Ben True USA
Stephen Sambu Kenya
Stephen Kosgei Kibet Kenya
Leonard Kiplimo Barsoton Kenya
Tariku Bekele Ethiopia
Will Geoghegan USA
Danny Abera Ethiopia
Cam Levins Canada
Jonathan Grey USA
Mason Ferlic USA
Abdi Abdirahman USA
Aaron Braun USA
Dan Huling USA
Ty McCormack USA
Mary Keitany Kenya
Wude Ayalew Ethiopia
Joyce Chepkirui Kenya
Shalane Flanagan USA
Jordan Hasay USA
Meseret Defar Ethiopia
Diane Nukuri Burundi
Purity Rionorijpo Kenya
Erin Finn USA

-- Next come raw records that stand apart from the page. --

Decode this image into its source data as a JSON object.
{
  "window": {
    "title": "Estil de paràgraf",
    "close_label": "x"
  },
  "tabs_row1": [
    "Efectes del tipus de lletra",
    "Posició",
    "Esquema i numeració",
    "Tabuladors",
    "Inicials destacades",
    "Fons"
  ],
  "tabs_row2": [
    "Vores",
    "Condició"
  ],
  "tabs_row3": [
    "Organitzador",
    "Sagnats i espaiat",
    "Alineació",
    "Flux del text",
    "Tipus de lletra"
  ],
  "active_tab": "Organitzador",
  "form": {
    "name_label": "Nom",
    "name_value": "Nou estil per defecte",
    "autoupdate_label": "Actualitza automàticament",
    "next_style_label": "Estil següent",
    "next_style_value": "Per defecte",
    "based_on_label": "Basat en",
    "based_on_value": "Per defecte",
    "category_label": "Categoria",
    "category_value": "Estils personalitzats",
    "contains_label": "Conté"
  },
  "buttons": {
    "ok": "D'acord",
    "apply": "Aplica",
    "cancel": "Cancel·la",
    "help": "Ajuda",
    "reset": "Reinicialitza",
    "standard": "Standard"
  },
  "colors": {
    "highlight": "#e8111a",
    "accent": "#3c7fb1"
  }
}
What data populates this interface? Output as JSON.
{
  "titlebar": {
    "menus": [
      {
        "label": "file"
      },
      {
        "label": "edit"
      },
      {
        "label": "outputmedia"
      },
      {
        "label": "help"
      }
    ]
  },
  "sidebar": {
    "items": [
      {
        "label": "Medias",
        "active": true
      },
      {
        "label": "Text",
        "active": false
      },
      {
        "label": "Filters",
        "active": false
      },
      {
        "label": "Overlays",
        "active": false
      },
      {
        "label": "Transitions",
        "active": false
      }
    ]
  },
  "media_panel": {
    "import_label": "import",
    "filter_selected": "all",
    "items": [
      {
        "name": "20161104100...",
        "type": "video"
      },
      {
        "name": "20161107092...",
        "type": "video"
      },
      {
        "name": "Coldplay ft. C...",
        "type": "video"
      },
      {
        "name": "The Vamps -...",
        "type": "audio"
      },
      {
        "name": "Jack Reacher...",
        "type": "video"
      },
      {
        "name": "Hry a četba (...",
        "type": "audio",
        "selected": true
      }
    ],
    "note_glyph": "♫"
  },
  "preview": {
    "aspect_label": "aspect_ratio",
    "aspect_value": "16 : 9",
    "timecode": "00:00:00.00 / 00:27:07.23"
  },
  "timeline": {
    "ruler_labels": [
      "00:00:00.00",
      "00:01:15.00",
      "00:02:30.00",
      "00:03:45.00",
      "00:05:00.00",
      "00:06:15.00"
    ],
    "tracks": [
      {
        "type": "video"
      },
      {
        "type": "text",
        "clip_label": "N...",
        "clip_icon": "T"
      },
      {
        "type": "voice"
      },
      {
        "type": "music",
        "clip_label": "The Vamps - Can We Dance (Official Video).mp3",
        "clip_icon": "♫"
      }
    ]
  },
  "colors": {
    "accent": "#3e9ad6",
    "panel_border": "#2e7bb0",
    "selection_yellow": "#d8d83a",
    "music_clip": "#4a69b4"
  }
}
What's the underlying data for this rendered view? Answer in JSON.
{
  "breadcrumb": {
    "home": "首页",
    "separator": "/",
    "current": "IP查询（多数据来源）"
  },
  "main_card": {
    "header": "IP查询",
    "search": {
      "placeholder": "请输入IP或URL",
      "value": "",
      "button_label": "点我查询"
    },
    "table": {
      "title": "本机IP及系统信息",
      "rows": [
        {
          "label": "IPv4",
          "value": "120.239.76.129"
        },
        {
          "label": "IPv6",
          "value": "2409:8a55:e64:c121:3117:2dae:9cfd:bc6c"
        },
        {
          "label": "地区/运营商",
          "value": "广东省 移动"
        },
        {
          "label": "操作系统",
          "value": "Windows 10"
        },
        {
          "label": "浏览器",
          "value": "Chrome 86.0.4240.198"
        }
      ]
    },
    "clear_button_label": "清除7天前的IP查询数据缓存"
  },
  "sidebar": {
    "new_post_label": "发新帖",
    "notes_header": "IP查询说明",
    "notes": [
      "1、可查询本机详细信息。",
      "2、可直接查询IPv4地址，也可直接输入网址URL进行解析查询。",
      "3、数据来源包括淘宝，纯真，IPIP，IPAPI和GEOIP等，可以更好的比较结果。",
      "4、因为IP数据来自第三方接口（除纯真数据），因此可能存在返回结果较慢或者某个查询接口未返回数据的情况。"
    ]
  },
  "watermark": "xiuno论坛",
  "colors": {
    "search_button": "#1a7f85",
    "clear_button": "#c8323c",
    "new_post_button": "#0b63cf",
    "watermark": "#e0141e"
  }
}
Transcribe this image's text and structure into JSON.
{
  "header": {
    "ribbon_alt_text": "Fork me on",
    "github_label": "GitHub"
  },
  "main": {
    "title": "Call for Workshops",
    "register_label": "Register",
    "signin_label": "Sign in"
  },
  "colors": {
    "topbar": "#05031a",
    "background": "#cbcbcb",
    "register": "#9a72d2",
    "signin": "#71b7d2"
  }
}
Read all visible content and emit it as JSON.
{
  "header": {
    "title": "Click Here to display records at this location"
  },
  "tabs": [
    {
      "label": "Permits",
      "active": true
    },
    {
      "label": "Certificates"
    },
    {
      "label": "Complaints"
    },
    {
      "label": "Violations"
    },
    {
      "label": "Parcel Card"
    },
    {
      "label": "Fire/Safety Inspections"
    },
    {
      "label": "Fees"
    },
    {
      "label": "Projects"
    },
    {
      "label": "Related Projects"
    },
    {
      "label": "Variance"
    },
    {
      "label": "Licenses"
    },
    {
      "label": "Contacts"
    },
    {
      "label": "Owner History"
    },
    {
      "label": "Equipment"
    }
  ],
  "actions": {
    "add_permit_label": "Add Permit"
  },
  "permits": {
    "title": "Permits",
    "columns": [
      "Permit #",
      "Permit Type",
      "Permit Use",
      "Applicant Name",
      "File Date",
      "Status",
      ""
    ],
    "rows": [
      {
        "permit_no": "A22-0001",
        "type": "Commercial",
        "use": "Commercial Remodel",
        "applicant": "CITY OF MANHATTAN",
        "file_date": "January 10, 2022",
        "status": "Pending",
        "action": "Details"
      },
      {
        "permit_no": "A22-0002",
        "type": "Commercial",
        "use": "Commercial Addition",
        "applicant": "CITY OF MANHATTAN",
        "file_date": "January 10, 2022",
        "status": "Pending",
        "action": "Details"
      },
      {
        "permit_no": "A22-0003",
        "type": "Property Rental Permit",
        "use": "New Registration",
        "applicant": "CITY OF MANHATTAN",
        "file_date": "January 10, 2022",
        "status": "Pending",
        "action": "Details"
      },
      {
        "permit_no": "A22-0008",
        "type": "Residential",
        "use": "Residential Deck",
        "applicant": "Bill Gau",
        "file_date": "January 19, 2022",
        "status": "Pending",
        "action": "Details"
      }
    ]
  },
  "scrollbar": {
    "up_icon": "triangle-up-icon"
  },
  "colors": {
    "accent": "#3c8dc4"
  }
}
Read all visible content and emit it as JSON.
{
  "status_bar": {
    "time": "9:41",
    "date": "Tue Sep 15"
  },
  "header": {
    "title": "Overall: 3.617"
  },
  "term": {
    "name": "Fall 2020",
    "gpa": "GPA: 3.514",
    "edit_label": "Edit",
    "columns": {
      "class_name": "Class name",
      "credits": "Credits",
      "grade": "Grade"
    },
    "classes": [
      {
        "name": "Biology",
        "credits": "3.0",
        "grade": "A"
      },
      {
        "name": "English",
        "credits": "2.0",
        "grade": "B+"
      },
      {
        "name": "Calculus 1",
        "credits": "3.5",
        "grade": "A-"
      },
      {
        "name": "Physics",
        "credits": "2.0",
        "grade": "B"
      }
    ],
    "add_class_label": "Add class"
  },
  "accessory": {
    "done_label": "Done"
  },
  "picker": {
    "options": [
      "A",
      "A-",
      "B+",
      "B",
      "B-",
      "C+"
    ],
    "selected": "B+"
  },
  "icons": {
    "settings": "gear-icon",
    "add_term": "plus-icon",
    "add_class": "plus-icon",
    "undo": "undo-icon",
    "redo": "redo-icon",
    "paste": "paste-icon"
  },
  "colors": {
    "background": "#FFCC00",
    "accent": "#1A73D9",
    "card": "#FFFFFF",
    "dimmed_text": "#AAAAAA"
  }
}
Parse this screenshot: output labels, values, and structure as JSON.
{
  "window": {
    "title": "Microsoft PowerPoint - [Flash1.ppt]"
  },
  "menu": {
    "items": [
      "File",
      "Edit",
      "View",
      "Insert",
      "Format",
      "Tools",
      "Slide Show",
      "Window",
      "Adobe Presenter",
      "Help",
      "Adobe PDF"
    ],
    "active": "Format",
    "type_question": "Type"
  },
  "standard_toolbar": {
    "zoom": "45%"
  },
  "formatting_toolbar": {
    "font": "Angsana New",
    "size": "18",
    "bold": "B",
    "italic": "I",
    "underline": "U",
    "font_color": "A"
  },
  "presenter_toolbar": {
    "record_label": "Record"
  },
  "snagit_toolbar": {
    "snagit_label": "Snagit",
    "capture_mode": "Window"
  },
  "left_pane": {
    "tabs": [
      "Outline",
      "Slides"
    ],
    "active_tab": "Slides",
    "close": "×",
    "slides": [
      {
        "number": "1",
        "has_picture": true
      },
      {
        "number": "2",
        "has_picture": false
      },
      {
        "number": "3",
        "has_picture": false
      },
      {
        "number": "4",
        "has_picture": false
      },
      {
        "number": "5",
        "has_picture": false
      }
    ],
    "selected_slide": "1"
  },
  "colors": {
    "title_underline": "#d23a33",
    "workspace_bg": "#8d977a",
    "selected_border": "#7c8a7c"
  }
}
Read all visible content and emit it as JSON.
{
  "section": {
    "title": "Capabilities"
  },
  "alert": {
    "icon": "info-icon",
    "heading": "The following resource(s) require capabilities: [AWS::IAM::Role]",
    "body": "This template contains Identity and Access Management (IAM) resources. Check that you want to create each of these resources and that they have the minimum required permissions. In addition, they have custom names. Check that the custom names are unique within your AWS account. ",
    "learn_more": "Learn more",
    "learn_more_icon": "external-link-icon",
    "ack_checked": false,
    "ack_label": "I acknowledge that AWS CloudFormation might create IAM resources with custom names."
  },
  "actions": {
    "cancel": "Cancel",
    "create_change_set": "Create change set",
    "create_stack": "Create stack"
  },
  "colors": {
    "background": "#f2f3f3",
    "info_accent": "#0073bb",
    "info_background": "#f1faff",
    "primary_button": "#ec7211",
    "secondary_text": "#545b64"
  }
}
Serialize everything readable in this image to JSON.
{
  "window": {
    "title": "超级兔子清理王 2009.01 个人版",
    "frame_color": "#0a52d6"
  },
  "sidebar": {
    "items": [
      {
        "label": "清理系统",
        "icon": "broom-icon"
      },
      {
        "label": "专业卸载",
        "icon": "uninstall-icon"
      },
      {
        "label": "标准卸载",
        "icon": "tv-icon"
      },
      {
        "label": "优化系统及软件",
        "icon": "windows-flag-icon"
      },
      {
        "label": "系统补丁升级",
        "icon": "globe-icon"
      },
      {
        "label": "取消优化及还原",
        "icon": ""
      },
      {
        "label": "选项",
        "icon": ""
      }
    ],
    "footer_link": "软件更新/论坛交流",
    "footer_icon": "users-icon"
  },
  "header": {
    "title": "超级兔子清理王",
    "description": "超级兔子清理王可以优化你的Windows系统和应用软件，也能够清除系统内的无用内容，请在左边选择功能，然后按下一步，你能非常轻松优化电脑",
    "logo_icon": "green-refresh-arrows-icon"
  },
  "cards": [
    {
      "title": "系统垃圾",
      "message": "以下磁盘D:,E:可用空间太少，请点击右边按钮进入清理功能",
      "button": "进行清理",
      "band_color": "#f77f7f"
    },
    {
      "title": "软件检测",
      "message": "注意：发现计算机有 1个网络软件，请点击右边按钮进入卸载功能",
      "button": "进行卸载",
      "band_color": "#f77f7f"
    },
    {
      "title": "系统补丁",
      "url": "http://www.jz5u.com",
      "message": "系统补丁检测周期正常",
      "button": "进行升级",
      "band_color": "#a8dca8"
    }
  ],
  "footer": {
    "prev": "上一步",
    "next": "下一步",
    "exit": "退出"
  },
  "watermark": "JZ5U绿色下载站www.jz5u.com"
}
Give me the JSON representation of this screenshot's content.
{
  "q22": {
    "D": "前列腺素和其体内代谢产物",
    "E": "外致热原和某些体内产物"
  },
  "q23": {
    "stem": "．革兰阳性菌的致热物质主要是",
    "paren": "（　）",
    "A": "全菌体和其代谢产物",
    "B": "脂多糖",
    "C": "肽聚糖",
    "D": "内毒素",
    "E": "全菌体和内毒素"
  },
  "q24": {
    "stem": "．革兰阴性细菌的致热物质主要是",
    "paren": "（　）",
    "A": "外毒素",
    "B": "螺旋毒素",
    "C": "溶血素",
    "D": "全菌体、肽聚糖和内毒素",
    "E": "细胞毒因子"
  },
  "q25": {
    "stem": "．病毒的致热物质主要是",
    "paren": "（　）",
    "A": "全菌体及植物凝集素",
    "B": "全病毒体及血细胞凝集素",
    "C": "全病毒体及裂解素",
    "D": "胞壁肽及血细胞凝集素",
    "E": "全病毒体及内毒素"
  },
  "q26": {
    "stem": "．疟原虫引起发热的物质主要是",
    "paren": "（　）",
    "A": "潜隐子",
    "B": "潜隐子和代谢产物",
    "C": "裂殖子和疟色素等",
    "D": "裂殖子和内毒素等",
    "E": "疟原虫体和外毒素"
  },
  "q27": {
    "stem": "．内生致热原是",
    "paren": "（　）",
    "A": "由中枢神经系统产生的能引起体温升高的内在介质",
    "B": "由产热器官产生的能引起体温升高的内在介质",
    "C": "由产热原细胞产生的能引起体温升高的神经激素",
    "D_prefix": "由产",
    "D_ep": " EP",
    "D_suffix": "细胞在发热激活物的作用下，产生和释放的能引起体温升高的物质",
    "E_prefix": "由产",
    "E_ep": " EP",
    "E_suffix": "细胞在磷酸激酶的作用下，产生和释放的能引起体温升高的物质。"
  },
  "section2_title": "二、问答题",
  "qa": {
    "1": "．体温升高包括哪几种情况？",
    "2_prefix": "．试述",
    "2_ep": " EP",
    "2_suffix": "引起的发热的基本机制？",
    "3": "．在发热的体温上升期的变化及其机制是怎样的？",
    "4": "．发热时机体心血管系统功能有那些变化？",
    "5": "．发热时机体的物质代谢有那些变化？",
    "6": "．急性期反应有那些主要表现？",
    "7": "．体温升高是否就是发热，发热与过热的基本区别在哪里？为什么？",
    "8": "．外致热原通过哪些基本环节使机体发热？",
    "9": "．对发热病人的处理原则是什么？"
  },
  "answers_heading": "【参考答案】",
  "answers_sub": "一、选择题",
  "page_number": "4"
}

Liz Costello USA
Emma Bates USA
Katie Matthews USA
Margo Malone USA
Emma Ketesz USA